Interior spaces are designed for flexibility, as the theater department, Dance Company and the Williamstown Theater Festival will use the stages. President Schapiro also described hopes to bring in touring companies, and possibly serve as a “winter home” for the New York City Ballet. Additionally, the new main theater will house lectures, debates and movies.
The main theater, which will seat 550 people, has two balconies and a top level for catwalks. Rawn described the space as “an abstraction of a great Shakespearean theater,” as the audience surrounds the stage in a semi-circular shape on multiple levels. Designed to appeal to summer theater-goers as well as students, the theater will evoke a sense of “casual elegance” with aspects such as wood detailing. Interchangeable floors will allow the stage to be used by both theater and dance groups. The old AMT Mainstage, which will be reduced to a 250-seat stage and a lobby, will also be used by the theater department and will serve as a second stage for the theater festival.
Particularly innovative is the studio theater, described as an update on the traditional black box theater. Rawn calls the design “a cutting edge concept in theater,” and his assistant exclaimed that he “[doesn’t] know of any other theater like it.” Much like a black box theater, the space is flexible and designed for experimental productions. However, aspects such as a rear brick wall make the space far from neutral. Elements such as moveable towers and portable seating areas also maximize flexibility and make the space suitable for performances with different needs and audience sizes. The studio theater will replace the AMT black box theater, as integrating the previous downstage into the plans became too expensive.
The rear of the building holds a major dance rehearsal space the same size as the new performance stage and the Dance Company’s current performance space in the Lasell gymnasium. Though the area will typically be used for practice, it could also hold small audiences of up to 40 people. Perched atop of a “ceremonial staircase,” the studio has full windows looking out the back of the building.
A major lobby in the center of the building will serve as a hub for the various professors and students using the complex and was designed to be “the heart of the life of the theater department.” Located at the most well-trafficked part of the complex, the lobby is lined with a row of faculty offices. Students will also cut through the lobby when traveling from the Greylock Quad to Route 2.
Other features of the complex include acting and directing studios, dressing rooms, a full set shop, and a rear loading dock.
Rawn Associates, established in 1983, has done extensive work in the performing arts and education sectors.
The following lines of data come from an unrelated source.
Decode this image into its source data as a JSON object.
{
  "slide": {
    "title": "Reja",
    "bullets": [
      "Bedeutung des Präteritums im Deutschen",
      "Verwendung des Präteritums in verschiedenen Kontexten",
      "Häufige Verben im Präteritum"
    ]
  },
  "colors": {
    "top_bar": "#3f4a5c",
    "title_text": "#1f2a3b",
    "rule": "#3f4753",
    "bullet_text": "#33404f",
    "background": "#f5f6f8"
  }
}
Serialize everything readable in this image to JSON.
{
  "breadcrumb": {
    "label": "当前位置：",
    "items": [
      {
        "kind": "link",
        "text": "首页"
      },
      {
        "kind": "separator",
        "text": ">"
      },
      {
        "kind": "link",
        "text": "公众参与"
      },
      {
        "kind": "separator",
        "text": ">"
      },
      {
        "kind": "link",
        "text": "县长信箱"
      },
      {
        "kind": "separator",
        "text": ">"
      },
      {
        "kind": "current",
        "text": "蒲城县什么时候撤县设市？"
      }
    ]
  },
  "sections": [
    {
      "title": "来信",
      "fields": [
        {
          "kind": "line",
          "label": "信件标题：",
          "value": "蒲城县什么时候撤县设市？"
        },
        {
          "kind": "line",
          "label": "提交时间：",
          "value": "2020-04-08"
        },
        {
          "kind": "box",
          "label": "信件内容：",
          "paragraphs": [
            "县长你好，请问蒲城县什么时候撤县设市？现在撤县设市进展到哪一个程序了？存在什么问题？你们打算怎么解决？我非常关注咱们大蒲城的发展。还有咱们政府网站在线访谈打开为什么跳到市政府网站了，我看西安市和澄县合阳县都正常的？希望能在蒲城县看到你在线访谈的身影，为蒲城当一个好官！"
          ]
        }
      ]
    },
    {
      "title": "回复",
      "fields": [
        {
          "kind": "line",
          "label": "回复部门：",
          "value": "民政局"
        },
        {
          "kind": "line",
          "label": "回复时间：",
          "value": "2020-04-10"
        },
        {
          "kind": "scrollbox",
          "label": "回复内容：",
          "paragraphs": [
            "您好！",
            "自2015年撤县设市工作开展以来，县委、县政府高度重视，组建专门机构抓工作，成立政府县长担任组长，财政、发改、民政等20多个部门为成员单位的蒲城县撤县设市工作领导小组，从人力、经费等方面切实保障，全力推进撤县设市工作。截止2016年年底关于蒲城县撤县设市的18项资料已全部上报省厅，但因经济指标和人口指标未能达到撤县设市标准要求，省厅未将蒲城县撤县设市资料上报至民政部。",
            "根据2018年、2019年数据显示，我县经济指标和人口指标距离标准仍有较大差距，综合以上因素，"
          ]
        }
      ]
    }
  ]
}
One of the firm’s first high profile projects was the Seiji Ozawa Hall at Tanglewood, in Lenox, Massachusetts. The firm has also worked on residence halls and student centers at Trinity College, Babson College, Northeastern University and the University of Pennsylvania.